▸ Instructions for the task: Search the records for the string "удаленного", then copy each line where it appears.

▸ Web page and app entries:
Segment Open
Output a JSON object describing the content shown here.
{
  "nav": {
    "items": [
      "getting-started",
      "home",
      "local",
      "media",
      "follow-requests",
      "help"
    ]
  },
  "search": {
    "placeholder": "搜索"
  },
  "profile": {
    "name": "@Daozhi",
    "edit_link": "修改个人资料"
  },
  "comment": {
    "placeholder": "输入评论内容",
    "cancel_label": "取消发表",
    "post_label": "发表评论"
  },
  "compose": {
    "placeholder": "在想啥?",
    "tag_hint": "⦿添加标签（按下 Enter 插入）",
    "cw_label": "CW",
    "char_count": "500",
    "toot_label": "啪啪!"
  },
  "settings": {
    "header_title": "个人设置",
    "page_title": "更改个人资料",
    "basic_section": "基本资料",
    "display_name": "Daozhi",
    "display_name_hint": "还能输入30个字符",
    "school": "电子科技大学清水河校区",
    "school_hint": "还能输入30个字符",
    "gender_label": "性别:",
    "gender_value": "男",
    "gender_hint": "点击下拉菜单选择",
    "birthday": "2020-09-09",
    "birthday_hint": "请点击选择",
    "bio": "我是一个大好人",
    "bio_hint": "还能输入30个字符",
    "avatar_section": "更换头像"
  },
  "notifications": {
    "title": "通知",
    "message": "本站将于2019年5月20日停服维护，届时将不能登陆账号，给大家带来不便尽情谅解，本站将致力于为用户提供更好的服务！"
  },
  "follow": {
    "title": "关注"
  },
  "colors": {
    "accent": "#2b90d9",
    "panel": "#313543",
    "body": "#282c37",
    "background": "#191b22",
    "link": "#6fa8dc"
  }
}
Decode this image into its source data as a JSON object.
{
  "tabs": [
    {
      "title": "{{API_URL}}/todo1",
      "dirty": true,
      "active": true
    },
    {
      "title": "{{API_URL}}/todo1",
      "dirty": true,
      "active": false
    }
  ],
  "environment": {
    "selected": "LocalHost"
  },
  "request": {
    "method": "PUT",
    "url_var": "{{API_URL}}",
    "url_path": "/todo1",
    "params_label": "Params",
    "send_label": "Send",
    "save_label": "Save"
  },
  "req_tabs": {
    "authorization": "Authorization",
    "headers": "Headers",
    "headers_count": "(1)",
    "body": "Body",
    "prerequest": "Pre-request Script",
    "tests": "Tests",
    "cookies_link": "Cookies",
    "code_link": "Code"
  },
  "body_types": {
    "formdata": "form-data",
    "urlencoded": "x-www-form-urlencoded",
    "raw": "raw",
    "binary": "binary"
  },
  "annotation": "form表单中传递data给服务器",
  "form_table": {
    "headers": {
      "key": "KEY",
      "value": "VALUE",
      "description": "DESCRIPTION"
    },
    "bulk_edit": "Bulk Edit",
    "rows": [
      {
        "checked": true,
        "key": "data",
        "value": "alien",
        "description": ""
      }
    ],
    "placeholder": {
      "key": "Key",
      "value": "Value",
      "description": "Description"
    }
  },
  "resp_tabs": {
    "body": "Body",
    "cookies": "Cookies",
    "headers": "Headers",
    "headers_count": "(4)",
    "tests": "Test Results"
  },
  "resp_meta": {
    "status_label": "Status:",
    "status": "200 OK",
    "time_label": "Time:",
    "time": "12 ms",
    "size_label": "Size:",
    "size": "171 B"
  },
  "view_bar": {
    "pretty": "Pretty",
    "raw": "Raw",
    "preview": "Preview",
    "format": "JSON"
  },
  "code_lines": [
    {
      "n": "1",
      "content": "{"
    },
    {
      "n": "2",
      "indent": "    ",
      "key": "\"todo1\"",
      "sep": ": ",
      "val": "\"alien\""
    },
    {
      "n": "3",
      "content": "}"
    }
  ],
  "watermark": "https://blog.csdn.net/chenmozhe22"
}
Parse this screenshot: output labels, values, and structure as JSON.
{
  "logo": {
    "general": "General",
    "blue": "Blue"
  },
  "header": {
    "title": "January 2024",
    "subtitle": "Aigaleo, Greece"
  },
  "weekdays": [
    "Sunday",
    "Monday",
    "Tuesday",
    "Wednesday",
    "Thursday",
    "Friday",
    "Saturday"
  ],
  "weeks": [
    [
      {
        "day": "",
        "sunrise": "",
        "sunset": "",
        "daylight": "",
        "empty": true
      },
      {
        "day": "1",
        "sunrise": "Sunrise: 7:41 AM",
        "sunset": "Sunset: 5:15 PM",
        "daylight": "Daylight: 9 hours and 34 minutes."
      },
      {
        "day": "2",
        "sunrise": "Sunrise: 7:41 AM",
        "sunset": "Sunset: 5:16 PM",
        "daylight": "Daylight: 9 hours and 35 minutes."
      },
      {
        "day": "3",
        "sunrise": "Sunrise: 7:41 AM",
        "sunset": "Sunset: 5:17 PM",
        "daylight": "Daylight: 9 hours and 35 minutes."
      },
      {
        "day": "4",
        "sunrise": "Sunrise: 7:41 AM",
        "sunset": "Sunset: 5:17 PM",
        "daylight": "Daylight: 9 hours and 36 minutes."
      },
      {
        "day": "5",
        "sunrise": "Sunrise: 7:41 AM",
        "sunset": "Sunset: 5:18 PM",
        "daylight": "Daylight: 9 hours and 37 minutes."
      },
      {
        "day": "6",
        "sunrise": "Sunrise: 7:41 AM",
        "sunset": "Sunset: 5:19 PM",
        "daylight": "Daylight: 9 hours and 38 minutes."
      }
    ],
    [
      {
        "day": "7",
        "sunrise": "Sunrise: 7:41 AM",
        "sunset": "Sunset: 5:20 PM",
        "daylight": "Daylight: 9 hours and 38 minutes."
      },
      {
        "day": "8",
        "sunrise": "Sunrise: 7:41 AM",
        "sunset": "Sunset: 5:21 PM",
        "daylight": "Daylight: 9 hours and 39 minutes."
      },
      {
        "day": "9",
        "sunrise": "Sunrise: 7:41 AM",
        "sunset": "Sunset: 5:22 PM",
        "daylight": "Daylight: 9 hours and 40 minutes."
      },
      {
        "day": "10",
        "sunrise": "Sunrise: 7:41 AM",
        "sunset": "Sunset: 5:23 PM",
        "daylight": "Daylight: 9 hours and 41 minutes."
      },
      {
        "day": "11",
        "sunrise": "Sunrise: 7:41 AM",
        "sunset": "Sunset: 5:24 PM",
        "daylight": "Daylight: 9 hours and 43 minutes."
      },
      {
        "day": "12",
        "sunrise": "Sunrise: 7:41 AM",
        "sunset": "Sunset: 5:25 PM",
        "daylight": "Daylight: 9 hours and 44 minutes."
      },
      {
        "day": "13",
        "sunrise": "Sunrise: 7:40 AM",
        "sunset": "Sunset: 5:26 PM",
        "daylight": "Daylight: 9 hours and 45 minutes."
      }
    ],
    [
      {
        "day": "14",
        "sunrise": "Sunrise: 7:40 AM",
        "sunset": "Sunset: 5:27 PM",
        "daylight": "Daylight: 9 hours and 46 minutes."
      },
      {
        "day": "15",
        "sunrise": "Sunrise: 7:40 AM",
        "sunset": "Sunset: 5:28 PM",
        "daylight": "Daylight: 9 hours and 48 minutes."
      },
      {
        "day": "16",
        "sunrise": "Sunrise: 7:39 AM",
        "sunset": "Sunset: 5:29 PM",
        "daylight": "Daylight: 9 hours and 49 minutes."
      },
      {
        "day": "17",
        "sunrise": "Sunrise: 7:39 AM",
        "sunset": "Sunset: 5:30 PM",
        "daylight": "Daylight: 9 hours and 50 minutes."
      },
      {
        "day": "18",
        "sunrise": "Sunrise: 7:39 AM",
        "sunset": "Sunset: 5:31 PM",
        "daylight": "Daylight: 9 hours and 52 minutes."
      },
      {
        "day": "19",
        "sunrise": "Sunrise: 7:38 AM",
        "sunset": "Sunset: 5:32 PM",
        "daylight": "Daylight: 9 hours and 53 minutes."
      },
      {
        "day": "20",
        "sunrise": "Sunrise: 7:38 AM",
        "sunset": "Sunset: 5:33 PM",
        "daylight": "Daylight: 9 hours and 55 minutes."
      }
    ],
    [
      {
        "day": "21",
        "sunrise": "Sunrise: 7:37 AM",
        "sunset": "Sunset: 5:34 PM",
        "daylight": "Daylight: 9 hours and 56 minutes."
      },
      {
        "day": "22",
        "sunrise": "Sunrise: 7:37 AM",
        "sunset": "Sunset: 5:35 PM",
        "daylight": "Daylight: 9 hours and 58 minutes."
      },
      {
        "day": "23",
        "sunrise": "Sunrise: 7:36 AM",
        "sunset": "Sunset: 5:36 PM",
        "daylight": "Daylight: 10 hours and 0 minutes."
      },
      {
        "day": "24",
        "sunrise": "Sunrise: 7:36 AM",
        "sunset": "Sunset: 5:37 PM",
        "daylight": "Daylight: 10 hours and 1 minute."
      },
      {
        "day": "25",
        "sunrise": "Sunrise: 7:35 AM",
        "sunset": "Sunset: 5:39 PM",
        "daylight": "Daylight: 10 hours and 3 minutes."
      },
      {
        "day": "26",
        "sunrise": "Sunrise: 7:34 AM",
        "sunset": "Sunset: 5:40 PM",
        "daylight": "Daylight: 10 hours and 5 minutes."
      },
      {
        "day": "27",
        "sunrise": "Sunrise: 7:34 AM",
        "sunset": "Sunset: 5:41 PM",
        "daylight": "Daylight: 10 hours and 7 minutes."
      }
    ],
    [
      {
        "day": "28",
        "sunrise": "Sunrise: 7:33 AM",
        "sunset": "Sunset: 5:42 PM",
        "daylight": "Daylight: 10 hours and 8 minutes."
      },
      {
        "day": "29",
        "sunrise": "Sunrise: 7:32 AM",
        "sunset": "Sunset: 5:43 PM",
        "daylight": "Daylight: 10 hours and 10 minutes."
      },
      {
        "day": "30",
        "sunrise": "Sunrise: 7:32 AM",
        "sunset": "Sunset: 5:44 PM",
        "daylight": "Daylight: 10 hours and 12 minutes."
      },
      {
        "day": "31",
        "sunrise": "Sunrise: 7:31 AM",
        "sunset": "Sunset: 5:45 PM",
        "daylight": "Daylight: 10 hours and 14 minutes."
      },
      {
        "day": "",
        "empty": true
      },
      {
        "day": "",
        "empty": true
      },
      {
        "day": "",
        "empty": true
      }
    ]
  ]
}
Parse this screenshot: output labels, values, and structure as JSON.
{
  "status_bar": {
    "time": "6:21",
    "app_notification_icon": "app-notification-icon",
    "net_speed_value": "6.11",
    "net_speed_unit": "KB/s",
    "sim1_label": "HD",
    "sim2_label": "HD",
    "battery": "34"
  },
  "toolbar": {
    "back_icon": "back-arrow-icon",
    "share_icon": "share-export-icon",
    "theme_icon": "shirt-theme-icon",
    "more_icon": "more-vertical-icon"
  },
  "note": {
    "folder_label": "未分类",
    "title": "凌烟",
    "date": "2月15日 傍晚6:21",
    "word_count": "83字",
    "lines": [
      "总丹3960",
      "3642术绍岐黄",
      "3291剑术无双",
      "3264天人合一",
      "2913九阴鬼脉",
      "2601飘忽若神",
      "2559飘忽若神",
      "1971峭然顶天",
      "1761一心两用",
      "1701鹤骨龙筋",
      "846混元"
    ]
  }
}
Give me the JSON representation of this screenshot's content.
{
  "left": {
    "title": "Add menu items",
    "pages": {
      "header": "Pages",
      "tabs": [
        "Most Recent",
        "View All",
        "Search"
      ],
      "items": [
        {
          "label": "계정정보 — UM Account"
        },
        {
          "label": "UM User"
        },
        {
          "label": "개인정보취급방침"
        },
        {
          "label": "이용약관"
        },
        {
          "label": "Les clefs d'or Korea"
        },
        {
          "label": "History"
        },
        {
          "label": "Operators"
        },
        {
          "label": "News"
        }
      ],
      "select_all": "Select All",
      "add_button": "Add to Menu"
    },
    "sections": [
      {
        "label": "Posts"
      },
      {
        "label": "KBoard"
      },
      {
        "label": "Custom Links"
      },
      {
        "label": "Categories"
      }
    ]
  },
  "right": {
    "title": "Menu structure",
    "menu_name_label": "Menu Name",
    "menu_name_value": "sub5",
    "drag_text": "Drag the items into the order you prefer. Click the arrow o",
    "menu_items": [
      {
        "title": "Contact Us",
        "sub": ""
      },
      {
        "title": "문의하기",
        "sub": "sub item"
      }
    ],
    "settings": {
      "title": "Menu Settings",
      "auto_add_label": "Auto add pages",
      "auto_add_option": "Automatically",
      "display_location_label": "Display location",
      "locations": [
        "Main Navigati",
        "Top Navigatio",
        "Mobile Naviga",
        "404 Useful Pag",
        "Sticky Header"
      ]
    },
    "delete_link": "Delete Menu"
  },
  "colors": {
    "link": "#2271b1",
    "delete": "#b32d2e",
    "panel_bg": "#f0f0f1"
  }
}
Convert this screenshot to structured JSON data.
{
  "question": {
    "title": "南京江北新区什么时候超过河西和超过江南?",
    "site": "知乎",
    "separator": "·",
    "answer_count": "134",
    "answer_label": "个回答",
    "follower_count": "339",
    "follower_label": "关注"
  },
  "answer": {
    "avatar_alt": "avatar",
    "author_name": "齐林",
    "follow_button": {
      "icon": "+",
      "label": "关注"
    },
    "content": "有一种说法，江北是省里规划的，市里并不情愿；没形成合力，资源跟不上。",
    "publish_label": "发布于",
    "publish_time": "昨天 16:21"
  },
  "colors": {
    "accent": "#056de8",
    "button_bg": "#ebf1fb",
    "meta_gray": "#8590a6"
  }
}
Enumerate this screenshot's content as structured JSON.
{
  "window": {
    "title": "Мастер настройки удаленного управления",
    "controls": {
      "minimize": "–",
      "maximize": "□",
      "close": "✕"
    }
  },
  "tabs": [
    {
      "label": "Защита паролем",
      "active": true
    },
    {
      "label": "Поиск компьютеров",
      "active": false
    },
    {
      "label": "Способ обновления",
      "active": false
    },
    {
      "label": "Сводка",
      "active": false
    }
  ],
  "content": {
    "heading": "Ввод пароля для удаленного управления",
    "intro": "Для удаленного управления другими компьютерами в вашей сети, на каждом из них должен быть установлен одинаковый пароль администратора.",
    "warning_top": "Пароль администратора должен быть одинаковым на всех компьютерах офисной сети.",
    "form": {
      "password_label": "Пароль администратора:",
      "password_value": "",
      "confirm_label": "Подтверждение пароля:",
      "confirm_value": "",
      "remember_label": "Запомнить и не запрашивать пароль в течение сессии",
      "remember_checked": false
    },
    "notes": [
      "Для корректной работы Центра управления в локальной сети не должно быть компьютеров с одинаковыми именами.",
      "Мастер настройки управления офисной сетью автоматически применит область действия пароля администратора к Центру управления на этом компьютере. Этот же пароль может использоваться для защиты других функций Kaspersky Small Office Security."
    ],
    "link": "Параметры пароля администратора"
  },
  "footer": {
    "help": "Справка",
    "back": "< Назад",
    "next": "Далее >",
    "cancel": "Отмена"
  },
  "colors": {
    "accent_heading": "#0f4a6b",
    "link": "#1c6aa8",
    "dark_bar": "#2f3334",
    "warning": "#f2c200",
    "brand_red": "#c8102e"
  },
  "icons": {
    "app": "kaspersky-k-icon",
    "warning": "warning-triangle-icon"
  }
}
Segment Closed
▸ Response box:
    "title": "Мастер настройки удаленного управления",
    "heading": "Ввод пароля для удаленного управления",
    "intro": "Для удаленного управления другими компьютерами в вашей сети, на каждом из них должен быть установлен одинаковый пароль администратора.",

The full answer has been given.